#### [WORK REQUEST]
Repeat every record exactly as given.

--- DATA EXTRACTS Enclosed Below ---

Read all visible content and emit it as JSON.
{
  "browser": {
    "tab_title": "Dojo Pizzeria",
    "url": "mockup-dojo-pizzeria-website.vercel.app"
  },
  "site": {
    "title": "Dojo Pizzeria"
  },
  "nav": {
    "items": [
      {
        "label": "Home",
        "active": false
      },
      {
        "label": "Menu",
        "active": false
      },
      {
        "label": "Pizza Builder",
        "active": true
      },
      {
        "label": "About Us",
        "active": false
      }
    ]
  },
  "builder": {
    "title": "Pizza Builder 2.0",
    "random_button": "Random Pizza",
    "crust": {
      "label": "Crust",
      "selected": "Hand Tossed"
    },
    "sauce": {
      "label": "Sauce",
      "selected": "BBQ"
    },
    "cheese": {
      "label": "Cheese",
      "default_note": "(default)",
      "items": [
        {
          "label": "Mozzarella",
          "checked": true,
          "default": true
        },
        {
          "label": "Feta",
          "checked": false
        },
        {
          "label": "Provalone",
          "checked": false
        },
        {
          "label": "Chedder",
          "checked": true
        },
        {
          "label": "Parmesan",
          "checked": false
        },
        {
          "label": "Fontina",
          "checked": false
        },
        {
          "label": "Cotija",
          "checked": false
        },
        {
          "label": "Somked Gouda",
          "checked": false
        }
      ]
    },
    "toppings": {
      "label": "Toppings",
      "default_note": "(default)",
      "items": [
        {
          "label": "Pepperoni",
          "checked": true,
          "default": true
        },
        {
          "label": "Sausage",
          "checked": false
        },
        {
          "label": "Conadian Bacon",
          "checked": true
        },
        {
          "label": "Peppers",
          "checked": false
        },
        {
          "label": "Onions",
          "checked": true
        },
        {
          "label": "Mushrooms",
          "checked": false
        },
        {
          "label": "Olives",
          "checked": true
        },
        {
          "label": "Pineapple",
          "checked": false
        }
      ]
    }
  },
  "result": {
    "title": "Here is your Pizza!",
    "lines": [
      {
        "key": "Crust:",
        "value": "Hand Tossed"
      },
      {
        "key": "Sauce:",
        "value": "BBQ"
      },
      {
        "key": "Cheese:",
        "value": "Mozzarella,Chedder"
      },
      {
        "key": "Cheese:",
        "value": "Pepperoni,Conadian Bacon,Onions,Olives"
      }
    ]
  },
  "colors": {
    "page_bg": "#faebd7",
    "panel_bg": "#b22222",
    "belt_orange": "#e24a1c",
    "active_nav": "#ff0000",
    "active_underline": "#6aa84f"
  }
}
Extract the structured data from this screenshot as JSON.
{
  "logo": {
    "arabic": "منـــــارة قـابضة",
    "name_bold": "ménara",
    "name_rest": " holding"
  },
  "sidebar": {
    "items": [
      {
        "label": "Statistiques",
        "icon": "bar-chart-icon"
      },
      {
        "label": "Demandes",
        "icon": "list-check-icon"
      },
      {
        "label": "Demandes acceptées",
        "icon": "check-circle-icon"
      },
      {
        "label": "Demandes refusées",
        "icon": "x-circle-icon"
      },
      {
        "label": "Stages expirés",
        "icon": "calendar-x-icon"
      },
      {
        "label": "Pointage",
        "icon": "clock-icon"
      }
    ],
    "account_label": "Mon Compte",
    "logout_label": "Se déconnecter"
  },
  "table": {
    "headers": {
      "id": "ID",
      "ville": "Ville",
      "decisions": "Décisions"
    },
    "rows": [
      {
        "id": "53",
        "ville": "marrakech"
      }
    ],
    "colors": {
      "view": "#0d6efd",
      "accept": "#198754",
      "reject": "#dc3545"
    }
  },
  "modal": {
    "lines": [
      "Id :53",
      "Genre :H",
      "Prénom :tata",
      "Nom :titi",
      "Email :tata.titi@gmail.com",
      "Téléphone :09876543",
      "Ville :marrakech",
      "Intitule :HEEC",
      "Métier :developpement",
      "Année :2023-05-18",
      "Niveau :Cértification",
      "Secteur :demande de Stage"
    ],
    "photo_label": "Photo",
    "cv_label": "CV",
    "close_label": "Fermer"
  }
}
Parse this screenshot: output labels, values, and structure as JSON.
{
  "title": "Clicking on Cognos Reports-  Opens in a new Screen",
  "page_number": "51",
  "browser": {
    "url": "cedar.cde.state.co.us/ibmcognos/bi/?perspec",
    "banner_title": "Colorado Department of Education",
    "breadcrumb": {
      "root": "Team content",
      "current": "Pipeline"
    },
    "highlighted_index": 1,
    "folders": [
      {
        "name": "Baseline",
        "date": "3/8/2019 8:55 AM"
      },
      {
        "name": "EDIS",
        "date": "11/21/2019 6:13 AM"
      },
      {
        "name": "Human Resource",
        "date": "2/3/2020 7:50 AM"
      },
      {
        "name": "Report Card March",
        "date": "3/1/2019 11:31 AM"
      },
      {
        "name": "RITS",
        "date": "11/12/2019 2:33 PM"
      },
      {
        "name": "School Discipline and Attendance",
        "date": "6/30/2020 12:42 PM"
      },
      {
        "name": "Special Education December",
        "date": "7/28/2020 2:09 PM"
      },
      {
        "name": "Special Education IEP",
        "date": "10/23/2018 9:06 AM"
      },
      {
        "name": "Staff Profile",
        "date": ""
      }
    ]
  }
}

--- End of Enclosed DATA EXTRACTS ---

#### [OUTPUT FOR THIS EXERCISE]
Read all visible content and emit it as JSON.
{
  "browser": {
    "tab_title": "Dojo Pizzeria",
    "url": "mockup-dojo-pizzeria-website.vercel.app"
  },
  "site": {
    "title": "Dojo Pizzeria"
  },
  "nav": {
    "items": [
      {
        "label": "Home",
        "active": false
      },
      {
        "label": "Menu",
        "active": false
      },
      {
        "label": "Pizza Builder",
        "active": true
      },
      {
        "label": "About Us",
        "active": false
      }
    ]
  },
  "builder": {
    "title": "Pizza Builder 2.0",
    "random_button": "Random Pizza",
    "crust": {
      "label": "Crust",
      "selected": "Hand Tossed"
    },
    "sauce": {
      "label": "Sauce",
      "selected": "BBQ"
    },
    "cheese": {
      "label": "Cheese",
      "default_note": "(default)",
      "items": [
        {
          "label": "Mozzarella",
          "checked": true,
          "default": true
        },
        {
          "label": "Feta",
          "checked": false
        },
        {
          "label": "Provalone",
          "checked": false
        },
        {
          "label": "Chedder",
          "checked": true
        },
        {
          "label": "Parmesan",
          "checked": false
        },
        {
          "label": "Fontina",
          "checked": false
        },
        {
          "label": "Cotija",
          "checked": false
        },
        {
          "label": "Somked Gouda",
          "checked": false
        }
      ]
    },
    "toppings": {
      "label": "Toppings",
      "default_note": "(default)",
      "items": [
        {
          "label": "Pepperoni",
          "checked": true,
          "default": true
        },
        {
          "label": "Sausage",
          "checked": false
        },
        {
          "label": "Conadian Bacon",
          "checked": true
        },
        {
          "label": "Peppers",
          "checked": false
        },
        {
          "label": "Onions",
          "checked": true
        },
        {
          "label": "Mushrooms",
          "checked": false
        },
        {
          "label": "Olives",
          "checked": true
        },
        {
          "label": "Pineapple",
          "checked": false
        }
      ]
    }
  },
  "result": {
    "title": "Here is your Pizza!",
    "lines": [
      {
        "key": "Crust:",
        "value": "Hand Tossed"
      },
      {
        "key": "Sauce:",
        "value": "BBQ"
      },
      {
        "key": "Cheese:",
        "value": "Mozzarella,Chedder"
      },
      {
        "key": "Cheese:",
        "value": "Pepperoni,Conadian Bacon,Onions,Olives"
      }
    ]
  },
  "colors": {
    "page_bg": "#faebd7",
    "panel_bg": "#b22222",
    "belt_orange": "#e24a1c",
    "active_nav": "#ff0000",
    "active_underline": "#6aa84f"
  }
}
Extract the structured data from this screenshot as JSON.
{
  "logo": {
    "arabic": "منـــــارة قـابضة",
    "name_bold": "ménara",
    "name_rest": " holding"
  },
  "sidebar": {
    "items": [
      {
        "label": "Statistiques",
        "icon": "bar-chart-icon"
      },
      {
        "label": "Demandes",
        "icon": "list-check-icon"
      },
      {
        "label": "Demandes acceptées",
        "icon": "check-circle-icon"
      },
      {
        "label": "Demandes refusées",
        "icon": "x-circle-icon"
      },
      {
        "label": "Stages expirés",
        "icon": "calendar-x-icon"
      },
      {
        "label": "Pointage",
        "icon": "clock-icon"
      }
    ],
    "account_label": "Mon Compte",
    "logout_label": "Se déconnecter"
  },
  "table": {
    "headers": {
      "id": "ID",
      "ville": "Ville",
      "decisions": "Décisions"
    },
    "rows": [
      {
        "id": "53",
        "ville": "marrakech"
      }
    ],
    "colors": {
      "view": "#0d6efd",
      "accept": "#198754",
      "reject": "#dc3545"
    }
  },
  "modal": {
    "lines": [
      "Id :53",
      "Genre :H",
      "Prénom :tata",
      "Nom :titi",
      "Email :tata.titi@gmail.com",
      "Téléphone :09876543",
      "Ville :marrakech",
      "Intitule :HEEC",
      "Métier :developpement",
      "Année :2023-05-18",
      "Niveau :Cértification",
      "Secteur :demande de Stage"
    ],
    "photo_label": "Photo",
    "cv_label": "CV",
    "close_label": "Fermer"
  }
}
Parse this screenshot: output labels, values, and structure as JSON.
{
  "title": "Clicking on Cognos Reports-  Opens in a new Screen",
  "page_number": "51",
  "browser": {
    "url": "cedar.cde.state.co.us/ibmcognos/bi/?perspec",
    "banner_title": "Colorado Department of Education",
    "breadcrumb": {
      "root": "Team content",
      "current": "Pipeline"
    },
    "highlighted_index": 1,
    "folders": [
      {
        "name": "Baseline",
        "date": "3/8/2019 8:55 AM"
      },
      {
        "name": "EDIS",
        "date": "11/21/2019 6:13 AM"
      },
      {
        "name": "Human Resource",
        "date": "2/3/2020 7:50 AM"
      },
      {
        "name": "Report Card March",
        "date": "3/1/2019 11:31 AM"
      },
      {
        "name": "RITS",
        "date": "11/12/2019 2:33 PM"
      },
      {
        "name": "School Discipline and Attendance",
        "date": "6/30/2020 12:42 PM"
      },
      {
        "name": "Special Education December",
        "date": "7/28/2020 2:09 PM"
      },
      {
        "name": "Special Education IEP",
        "date": "10/23/2018 9:06 AM"
      },
      {
        "name": "Staff Profile",
        "date": ""
      }
    ]
  }
}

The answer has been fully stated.